Task goal: Reproduce the entries in full. Exclude all images from the copy.
::: Records shown
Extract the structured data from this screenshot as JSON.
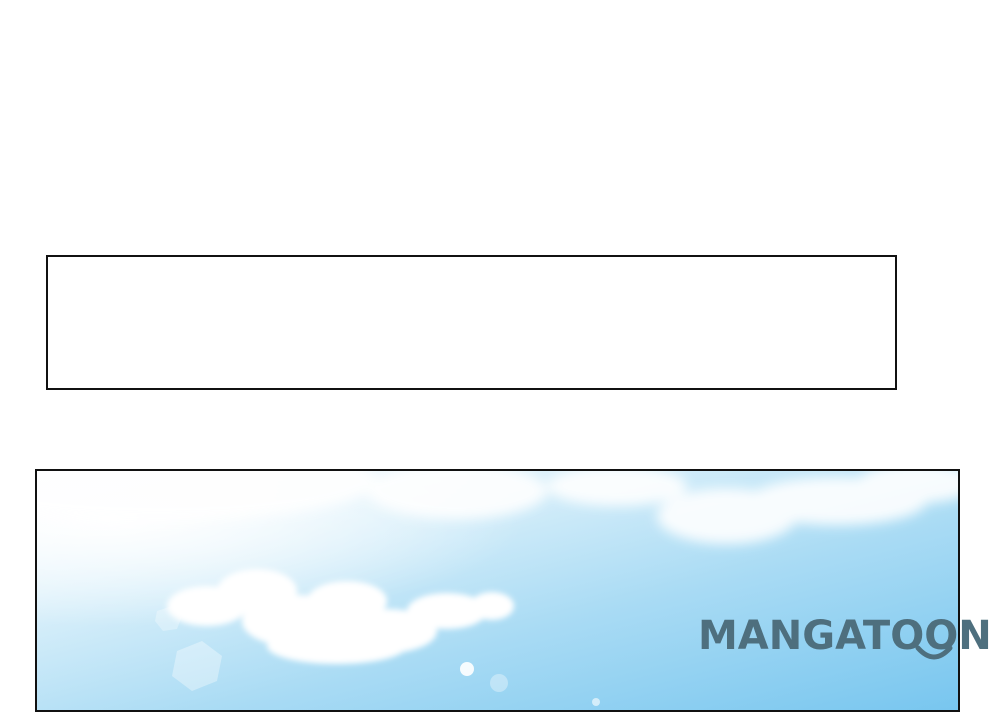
{
  "panels": {
    "top_panel": {
      "content": ""
    },
    "sky_panel": {
      "content": "sky-with-clouds"
    }
  },
  "watermark": {
    "text": "MANGATOON",
    "color": "#4e6f7e"
  },
  "colors": {
    "sky_top": "#ffffff",
    "sky_mid": "#c8e8f8",
    "sky_bottom": "#7cc7ef",
    "border": "#111111"
  }
}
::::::
Output below:
Extract the structured data from this screenshot as JSON.
{
  "panels": {
    "top_panel": {
      "content": ""
    },
    "sky_panel": {
      "content": "sky-with-clouds"
    }
  },
  "watermark": {
    "text": "MANGATOON",
    "color": "#4e6f7e"
  },
  "colors": {
    "sky_top": "#ffffff",
    "sky_mid": "#c8e8f8",
    "sky_bottom": "#7cc7ef",
    "border": "#111111"
  }
}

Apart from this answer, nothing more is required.